    you are talking about abandonment, or a brutal force march on a child that can't make informed consent.

    value every moment you have with your children. it can be taken in an instant. children need their parents.

    go with god, hike your own hike, raise your own children.
    Hill Ape, I'm so so sorry for your lost.

    Wow...I really hope the OP reads your post.

  19. #19
    Registered User
    Join Date
    05-18-2013
    Location
    Bethesda, MD
    Age
    37
    Posts
    24

    Default

    lost = loss

  20. #20

    Default

    Quote Originally Posted by Hill Ape View Post
    i'll suspend my disbelief for just a moment. your avatar says you thruhiked in '08. obviously you know about the trail. so where are your priorities mysti? is it more important to you to be a parent to your child, or go thru hike again? or did you postpone your attempt because you had the child, and now you want your life back, needs of the child notwithstanding. it may be time to stop pretending to be a hippie.
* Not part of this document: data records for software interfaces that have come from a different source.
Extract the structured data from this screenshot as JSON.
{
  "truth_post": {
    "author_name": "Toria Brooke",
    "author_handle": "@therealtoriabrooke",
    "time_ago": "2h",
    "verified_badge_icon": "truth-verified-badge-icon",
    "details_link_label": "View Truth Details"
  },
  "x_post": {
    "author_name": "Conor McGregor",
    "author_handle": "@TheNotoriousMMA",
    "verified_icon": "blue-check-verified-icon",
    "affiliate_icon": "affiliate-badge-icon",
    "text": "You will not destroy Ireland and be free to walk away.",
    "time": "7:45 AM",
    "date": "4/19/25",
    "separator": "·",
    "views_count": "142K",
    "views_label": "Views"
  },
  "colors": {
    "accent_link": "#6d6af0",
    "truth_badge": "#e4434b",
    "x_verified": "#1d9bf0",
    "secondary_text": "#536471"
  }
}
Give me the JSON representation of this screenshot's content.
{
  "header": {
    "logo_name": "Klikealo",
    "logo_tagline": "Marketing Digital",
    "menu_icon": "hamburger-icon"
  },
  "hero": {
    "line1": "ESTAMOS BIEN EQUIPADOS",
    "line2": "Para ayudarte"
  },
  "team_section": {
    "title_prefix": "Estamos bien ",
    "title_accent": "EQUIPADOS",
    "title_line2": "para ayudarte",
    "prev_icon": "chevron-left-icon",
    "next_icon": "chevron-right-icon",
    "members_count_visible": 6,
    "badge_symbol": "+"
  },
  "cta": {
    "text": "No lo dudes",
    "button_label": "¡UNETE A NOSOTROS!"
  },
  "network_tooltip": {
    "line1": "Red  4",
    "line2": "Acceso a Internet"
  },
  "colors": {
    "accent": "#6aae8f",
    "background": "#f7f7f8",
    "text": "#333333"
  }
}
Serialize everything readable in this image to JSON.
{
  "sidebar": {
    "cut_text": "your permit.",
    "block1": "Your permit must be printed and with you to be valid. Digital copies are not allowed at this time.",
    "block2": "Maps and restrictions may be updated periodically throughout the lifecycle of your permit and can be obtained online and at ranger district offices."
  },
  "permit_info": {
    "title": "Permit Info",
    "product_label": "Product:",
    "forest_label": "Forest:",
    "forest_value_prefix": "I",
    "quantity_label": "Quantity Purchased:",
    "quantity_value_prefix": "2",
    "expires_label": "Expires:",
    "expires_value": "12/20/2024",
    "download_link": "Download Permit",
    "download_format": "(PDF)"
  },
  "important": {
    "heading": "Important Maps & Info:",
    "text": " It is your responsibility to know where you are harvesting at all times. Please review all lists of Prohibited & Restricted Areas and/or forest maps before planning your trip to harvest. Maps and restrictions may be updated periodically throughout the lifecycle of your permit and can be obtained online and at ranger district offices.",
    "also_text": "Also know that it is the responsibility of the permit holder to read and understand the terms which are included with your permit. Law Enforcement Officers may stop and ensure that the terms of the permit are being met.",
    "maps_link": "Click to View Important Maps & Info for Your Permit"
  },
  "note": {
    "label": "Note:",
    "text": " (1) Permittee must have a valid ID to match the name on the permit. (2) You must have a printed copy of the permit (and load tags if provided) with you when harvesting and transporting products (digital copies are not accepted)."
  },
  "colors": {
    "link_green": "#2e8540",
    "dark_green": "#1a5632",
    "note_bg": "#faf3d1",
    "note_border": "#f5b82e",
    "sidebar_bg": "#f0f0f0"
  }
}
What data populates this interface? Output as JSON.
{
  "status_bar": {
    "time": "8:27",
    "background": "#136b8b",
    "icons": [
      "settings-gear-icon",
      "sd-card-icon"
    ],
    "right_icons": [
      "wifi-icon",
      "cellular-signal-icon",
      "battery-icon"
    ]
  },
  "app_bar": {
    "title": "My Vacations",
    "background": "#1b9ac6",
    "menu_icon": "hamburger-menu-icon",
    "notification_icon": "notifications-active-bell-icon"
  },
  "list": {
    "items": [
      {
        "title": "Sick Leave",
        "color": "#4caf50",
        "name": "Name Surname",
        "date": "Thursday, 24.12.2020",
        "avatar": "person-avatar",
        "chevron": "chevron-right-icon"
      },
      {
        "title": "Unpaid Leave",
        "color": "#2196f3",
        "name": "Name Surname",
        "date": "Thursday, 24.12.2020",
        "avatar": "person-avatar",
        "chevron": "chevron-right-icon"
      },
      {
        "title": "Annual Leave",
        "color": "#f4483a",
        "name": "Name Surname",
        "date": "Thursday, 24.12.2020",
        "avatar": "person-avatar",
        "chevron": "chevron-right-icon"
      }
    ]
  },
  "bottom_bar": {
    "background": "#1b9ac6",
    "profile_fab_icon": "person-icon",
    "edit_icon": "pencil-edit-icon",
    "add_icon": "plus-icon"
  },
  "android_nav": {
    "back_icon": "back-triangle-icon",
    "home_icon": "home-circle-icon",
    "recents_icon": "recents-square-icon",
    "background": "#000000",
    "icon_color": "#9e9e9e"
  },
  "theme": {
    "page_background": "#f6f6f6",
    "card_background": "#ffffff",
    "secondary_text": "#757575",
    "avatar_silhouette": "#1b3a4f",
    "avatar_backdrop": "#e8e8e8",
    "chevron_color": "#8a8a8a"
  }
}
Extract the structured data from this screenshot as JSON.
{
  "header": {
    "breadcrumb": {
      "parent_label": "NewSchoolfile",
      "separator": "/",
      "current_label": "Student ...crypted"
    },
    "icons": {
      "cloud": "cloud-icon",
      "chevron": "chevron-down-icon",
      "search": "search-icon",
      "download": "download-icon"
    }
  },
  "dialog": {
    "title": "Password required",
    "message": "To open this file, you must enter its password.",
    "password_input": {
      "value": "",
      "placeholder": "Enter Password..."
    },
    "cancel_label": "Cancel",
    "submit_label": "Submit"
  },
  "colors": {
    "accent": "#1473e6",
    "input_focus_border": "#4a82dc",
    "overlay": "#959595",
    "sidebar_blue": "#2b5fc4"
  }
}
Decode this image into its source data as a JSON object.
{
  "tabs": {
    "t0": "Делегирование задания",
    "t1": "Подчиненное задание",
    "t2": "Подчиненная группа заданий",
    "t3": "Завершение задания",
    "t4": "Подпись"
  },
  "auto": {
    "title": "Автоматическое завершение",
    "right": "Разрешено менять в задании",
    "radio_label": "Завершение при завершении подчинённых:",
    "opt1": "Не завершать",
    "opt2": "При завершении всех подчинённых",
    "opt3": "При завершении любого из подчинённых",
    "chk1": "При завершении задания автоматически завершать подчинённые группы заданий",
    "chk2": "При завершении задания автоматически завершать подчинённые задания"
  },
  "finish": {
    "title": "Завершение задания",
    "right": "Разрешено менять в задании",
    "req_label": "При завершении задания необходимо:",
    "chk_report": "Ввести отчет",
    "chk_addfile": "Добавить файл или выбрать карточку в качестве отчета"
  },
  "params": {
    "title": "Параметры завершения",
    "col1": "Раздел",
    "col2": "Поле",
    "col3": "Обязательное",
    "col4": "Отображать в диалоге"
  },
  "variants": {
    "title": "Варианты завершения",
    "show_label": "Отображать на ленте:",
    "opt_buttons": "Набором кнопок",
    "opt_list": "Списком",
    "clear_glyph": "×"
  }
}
    tangentally related... for perspective

    three years ago i lost my youngest son in a car accident. three days in a coma to be declared legally brain dead. i pulled him screaming into this world, i was the first person he saw when he opened his eyes. and when it came time to sign a fracking piece of paper, i'll be g_d damd if anyone but me was going to make that decision. he is my son, i owed it to him. he would be ten years old now. i postponed a hike "because" of him. i have no regrets about that. the longest hike in my life was carrying my little boy to a hole in the ground. think about that for a little while. you talk about power of attorney like you're making a responsible decision. if something happened, if you weren't there, if you couldn't be contacted. if your child had to be buried before you could say goodbye. how would you feel?

    you are talking about abandonment, or a brutal force march on a child that can't make informed consent.

    value every moment you have with your children. it can be taken in an instant. children need their parents.

    go with god, hike your own hike, raise your own children.
    This post ^^^ deeply touched my emotions!! It doesn't get any better than this. Hill Ape shared so much with you, barefootqt, I would take this post very seriously.

Page 1 of 2 1 2 LastLast
++ New Posts ++

Posting Permissions

  • You may not post new threads
  • You may not post replies
  • You may not post attachments
  • You may not edit your posts
  •